As has been seen the exclusion of owner occupier housing costs is not the only coverage difference. Some of the other differences are due to theoretical considerations. The CPI/HICP is based on economic principles – it is consistent with national accounts principles and uses the Standard International Classification System for its components (whereas the RPI has its own classification system). Council tax, vehicle excise duties and TV licences are excluded from CPI/HICP as they are taxes (although the VAT element of prices is included) whereas they are included in the RPI are they are considered to be implicitly payments for services. Spending by foreigners in the UK is included in the CPI as it is intended to measure general inflation pressures in the economy. I am not aware of why stockbroker and unit trust charges, or university accommodation fees, are excluded from the RPI although it could perhaps be argued that in the past they were mainly incurred by the top 4% by income of the population.
While not strictly a coverage issue, the difference in treatment of insurance is worth mentioning here. In the RPI insurance premiums are included and weighted according to their share of the typical household budget.
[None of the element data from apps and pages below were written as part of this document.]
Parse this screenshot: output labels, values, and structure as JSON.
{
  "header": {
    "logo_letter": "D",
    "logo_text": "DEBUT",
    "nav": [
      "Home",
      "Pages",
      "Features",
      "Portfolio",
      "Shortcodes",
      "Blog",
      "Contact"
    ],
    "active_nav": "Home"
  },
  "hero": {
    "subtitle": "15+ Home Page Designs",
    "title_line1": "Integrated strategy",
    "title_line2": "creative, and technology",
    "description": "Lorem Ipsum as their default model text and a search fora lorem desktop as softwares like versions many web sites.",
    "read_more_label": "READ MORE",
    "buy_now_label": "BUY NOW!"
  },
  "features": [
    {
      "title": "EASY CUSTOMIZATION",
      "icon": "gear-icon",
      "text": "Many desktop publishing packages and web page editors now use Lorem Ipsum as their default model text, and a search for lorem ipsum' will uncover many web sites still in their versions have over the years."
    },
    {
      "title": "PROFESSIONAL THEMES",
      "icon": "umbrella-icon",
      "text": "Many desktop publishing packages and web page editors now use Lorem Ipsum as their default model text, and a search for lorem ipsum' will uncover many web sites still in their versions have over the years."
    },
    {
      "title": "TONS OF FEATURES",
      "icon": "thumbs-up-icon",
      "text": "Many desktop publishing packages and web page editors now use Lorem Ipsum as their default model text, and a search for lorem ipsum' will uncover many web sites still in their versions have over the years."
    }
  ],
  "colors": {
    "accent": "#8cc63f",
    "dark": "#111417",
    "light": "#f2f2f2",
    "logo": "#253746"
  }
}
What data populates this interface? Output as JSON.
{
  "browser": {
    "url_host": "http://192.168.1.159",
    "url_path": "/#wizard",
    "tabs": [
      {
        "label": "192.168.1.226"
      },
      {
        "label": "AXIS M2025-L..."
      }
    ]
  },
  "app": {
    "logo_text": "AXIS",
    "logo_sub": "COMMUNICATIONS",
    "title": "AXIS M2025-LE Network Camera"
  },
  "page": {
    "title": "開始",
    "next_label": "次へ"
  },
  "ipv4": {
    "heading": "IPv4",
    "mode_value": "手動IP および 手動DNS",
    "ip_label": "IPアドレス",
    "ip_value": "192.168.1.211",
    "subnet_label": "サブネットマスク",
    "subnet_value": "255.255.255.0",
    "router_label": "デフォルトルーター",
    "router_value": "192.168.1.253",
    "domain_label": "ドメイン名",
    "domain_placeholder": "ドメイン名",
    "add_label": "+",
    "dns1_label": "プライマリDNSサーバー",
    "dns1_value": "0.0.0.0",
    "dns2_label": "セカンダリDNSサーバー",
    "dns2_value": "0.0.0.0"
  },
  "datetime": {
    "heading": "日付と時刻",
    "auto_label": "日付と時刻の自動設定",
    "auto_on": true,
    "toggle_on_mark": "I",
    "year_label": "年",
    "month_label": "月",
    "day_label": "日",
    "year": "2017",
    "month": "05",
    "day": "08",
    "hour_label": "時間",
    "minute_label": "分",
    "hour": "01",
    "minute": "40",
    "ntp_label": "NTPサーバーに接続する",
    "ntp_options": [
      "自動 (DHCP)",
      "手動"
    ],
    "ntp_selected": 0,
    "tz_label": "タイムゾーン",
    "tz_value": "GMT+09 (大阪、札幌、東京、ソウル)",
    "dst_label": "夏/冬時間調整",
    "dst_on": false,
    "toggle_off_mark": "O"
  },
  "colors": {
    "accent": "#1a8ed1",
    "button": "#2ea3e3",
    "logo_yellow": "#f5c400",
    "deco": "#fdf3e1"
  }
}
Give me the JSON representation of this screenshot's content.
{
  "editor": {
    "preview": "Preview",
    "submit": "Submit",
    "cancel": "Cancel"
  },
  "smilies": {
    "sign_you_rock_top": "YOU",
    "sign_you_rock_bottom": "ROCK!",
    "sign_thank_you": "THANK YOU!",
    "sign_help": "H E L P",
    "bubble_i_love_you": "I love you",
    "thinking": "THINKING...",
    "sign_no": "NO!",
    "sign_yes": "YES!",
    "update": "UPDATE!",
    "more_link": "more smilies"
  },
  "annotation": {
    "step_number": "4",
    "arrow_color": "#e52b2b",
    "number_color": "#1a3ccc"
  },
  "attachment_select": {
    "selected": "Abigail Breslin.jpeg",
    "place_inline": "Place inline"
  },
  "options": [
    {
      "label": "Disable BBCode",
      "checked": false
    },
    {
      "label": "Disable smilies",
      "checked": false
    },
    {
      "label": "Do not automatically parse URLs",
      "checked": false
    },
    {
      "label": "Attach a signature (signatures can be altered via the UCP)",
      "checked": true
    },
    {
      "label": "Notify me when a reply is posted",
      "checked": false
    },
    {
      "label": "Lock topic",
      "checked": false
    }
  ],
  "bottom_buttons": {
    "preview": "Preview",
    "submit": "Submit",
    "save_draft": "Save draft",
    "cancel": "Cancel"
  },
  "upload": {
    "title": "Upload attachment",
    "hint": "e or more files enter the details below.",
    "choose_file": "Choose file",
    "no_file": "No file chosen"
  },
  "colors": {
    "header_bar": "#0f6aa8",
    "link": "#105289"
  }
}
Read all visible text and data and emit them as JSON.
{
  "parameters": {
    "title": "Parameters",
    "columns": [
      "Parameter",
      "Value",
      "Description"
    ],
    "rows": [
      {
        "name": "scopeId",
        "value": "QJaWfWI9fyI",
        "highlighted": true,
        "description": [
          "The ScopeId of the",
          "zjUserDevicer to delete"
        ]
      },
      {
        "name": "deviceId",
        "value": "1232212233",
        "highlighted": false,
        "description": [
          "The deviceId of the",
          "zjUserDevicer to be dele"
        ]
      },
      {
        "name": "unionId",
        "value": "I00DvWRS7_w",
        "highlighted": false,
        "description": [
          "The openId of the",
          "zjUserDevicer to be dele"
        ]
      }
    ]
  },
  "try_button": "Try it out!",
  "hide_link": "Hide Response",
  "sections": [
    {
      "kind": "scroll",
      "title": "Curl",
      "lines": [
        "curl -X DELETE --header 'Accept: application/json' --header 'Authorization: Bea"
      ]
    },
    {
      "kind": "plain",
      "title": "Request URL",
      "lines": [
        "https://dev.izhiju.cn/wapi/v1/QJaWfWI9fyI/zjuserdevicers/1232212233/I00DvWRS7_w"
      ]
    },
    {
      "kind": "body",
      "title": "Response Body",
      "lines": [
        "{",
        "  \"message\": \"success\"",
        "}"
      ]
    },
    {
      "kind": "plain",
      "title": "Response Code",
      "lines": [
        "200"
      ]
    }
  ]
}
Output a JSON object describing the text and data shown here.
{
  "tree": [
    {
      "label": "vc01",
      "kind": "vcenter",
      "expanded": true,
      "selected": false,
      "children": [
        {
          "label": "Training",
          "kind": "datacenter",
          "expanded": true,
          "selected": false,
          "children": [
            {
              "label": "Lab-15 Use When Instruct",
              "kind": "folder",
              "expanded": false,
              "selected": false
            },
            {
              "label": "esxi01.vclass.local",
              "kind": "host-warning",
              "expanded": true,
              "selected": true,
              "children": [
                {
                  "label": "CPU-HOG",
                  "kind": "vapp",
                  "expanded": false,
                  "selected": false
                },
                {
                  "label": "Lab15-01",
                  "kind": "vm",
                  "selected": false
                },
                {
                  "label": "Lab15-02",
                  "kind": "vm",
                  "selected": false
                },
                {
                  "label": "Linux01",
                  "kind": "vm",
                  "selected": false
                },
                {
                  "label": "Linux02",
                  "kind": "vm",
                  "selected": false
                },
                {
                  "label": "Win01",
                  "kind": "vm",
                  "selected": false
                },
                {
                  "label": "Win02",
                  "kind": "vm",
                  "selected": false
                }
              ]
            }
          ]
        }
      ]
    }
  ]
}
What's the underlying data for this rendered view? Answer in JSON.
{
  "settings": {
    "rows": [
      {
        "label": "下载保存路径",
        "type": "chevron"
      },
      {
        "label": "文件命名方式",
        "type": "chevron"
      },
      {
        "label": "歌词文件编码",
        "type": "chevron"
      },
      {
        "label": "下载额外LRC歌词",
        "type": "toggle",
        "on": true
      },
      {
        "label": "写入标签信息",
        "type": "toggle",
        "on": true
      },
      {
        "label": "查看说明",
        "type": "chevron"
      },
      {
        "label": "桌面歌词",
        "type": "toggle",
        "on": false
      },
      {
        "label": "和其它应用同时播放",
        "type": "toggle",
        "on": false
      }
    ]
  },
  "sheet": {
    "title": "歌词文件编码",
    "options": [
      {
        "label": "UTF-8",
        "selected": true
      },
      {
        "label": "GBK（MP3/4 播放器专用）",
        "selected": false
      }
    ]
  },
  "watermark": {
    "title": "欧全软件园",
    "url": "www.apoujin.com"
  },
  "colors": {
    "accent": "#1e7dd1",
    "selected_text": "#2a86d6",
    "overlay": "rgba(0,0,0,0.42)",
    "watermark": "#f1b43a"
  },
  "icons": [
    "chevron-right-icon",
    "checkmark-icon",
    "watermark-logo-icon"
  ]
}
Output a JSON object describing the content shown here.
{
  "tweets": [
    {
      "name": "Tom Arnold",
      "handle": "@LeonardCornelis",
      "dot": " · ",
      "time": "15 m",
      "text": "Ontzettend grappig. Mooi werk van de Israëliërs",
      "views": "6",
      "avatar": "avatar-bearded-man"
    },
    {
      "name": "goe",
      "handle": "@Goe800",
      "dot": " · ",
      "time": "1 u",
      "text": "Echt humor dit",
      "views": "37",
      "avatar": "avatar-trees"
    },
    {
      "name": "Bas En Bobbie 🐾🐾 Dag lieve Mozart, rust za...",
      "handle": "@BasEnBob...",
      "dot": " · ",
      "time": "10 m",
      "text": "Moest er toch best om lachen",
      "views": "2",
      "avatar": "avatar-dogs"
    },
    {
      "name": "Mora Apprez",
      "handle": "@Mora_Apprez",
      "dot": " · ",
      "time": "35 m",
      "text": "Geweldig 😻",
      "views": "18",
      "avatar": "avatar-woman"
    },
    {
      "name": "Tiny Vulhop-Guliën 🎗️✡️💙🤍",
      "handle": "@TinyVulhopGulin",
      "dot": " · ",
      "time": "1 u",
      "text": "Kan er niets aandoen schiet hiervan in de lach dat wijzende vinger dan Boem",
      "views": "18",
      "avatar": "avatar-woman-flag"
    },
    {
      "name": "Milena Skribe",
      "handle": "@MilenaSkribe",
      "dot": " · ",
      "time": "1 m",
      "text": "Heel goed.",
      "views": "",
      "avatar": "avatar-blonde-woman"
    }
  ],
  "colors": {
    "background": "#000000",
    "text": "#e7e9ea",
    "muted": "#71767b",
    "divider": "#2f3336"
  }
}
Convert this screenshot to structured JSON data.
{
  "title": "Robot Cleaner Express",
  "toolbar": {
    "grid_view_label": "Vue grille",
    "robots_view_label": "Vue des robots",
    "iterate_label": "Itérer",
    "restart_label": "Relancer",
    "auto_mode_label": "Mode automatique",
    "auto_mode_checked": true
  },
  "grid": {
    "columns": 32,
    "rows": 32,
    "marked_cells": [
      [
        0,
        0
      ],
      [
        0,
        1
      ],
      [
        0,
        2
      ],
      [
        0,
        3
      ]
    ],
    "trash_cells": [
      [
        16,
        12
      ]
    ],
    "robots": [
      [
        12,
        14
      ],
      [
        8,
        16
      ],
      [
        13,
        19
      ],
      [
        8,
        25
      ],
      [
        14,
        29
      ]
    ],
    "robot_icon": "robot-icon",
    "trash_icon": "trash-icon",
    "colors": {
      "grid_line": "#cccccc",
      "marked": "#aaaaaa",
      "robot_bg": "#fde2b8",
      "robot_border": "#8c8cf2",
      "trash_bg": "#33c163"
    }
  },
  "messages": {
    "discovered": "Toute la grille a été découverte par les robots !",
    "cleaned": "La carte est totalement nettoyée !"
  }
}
However, the CPI/HICP notionally covers the net cost of insurance – premiums less claims received (ie the net income to insurers or the cost of the insurance service). Due to the difficulty in measuring claims paid out, premiums are used as an indicator of this, as they are in the RPI, but the weight is based on the net cost so is a much smaller share of the overall basket.